In both cases, economics is a fog that hides the real cause of the problem. Representation is the heart of the matter. The American colonies had their own representative assemblies that had little power to decide policies made at the Parliament far back in England. The British Governor was ultimately accountable to the Crown, not to the American colonists. Hence the tax issue was nicely put by Samuel Adams as about ‘no tax without representation’.
Hong Kong faces almost exactly the same problem. The Legislative Council has no formal channel to decide Hong Kong policy at the National People’s Congress (NPC). Delegates were sent to represent Hong Kong but these people were in no way elected by Hong Kong people. Moreover, look at the second limb of Article 43 in Basic Law, which reads
“The Chief Executive of the Hong Kong Special Administrative Region shall be accountable to the Central People’s Government and the Hong Kong Special Administrative Region in accordance with the provisions of this law.” (emphasis added)

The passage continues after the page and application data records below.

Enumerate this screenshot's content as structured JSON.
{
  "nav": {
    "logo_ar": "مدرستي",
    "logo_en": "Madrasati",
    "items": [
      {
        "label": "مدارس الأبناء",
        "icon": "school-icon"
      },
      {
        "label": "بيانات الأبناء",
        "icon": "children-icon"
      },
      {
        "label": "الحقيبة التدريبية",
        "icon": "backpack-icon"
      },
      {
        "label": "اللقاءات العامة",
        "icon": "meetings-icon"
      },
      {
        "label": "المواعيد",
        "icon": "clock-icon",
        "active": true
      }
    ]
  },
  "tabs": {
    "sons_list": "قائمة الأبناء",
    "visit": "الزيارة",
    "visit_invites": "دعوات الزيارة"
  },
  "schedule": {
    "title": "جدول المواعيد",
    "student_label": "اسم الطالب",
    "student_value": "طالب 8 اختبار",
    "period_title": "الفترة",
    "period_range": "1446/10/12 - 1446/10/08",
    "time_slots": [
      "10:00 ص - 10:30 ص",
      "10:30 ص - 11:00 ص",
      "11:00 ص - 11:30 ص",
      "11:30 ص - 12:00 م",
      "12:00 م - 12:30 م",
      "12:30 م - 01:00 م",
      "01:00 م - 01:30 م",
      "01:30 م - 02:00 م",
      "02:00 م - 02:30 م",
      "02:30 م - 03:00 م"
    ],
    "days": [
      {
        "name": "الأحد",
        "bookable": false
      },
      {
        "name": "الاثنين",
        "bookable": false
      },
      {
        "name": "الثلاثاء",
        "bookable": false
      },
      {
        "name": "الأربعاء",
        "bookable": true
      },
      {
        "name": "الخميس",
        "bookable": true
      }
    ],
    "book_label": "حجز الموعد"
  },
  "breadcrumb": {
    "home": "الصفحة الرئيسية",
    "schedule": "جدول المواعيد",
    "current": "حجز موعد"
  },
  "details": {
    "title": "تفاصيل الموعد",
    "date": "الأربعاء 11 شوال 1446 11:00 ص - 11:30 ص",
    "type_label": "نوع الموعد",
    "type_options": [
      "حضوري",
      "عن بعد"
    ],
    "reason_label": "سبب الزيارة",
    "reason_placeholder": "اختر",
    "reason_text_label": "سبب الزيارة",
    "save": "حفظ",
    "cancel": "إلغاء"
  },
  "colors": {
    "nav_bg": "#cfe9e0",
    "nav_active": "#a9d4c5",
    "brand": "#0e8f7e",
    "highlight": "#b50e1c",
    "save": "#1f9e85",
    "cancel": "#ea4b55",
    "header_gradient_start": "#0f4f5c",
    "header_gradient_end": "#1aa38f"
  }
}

In other words, the CE is to be accountable to both PRC and Hong Kong people. However note that the wording places CPG before HKSAR. Nothing is coincidental in legal drafting. It means the CE’s primary accountability shall be to the PRC. Hong Kong is of secondary concern. Therefore, the CE, like the British Governor, is ultimately accountable to a government far back in Beijing, not to the Hong Kong people.
With these striking similarities between Hong Kong and American War of Independence, does this imply that Hong Kong, like those thirteen American colonies, should fight for Independence? That’s where the analogy breaks. First, let’s admit it. Hong Kong is a small tiny island with few resources. Unlike the thirteen American colonies, it can never amass sufficient resources and people to fight a war. Secondly, the American colonies were crucially assisted by the French armies. America was not was going to rage a war against China and to provide any substantial military assistance to a tiny island.
It is, however, not totally hopeless. The coming 2017 Universal Suffrage is an opportunity to address the representation problem, as it gives a chance for Hong Kong people to truly hold the CE accountable with their votes. Nevertheless, I remain very cautiously optimistic of this hope. The Alliance for True Democracy has foolishly proposed a Nomination Committee mechanism that will interfere the kind of candidates to run for the election. The recent speech by Zhang Xiao Ming, the director of the Liaison Office, in the Legislative Council also confirmed the need for a selection process. The road to Universal Suffrage is unsettled. I hope the PRC will learn from the American War of Independence and the lesson that if people’s call for representation went unheeded, a dire consequence will certainly follow.